Big George Foreman, with the passing of the great (or greatest) Muhammad Ali, has become the oldest living former world heavyweight champion, and the 67-year-old legend sure has a number of tales to tell. Foreman has literally seen it all, done it all, and lived to tell the story of it all. George has had some quite amazing life, no doubt. But despite all he has witnessed, the incomparable Ali still leaves George somewhat mystified and in awe.
These past two weeks have seen Foreman share with us all his memories of Ali, and George has paid great tributes to the former three-time king. One of the more interesting things Foreman had to say about his one-time archenemy came on the latest episode of Jim Lampley’s The Fight Game. Foreman spoke of an unexpected phone-call from Ali, “in the late ’70’s.”

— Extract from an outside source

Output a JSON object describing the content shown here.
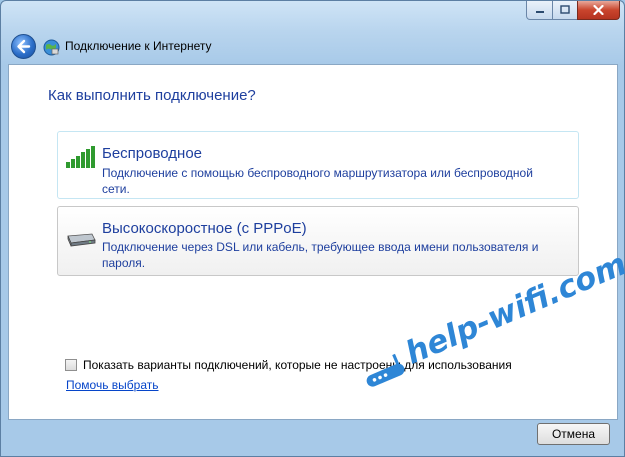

At the time, when he had quit the ring to become a preacher, Foreman received a phone call from Ali, who askied him – or, more accurately, was pleading with him, to “come back and beat Ken Norton for me.”
Foreman told Lampley:
“I do not know how he got my number. He called me and complimented me for about twenty-minutes then he said, ‘ George, would you do me a favour? I said, ‘Certainly.’ He said, ‘Please come back and beat Ken Norton and fight him for me ……I can’t beat him. George, you can, he’s afraid of you. I’ll let you use my training camp and everything but please come back and beat him for me.”
As fans know, Foreman, in his sole meeting with Norton, crushed his challenger inside two impressive rounds. Ali of course never really managed to figure out Norton’s style, beating him by two razor-thin decisions after losing his first encounter with the ex-marine. Foreman may have fallen to Ali’s magic but when it came to making Norton disappear, he was the man, not Ali. So when exactly did Ali call Foreman with his “request?”
Ali had his third fight with Norton in September of 1976, retaining the title he had regained by stopping Big George two years earlier. Norton, and a whole lot of other people, felt the verdict handed in at Yankee Stadium was a bad one. Norton wanted, demanded, a fourth go at Ali and he was in a prime position to get what he wanted. But if the retired Foreman came back (he was after all, just 28 when he quit after losing on points to Ali and Norton common opponent Jimmy Young) and crushed Norton once again, Ali would have been off the hook. Maybe this is what Ali had in mind: Foreman gets rid of his boogeyman and then, in return, he gives Foreman – a man he would have been sure of beating again – a rematch. This scenario might have seemed a whole lot more palatable to the ageing Ali than a fourth, nip-and-tuck, stylistic nightmare of a fight with Norton.
Of course, Foreman ignored Ali’s pleas; waiting instead until 1987 to make his ring return. Ali, then, never got everything he wanted. But how different might heavyweight history have been if George had paid heed to Ali’s mysterious phone call?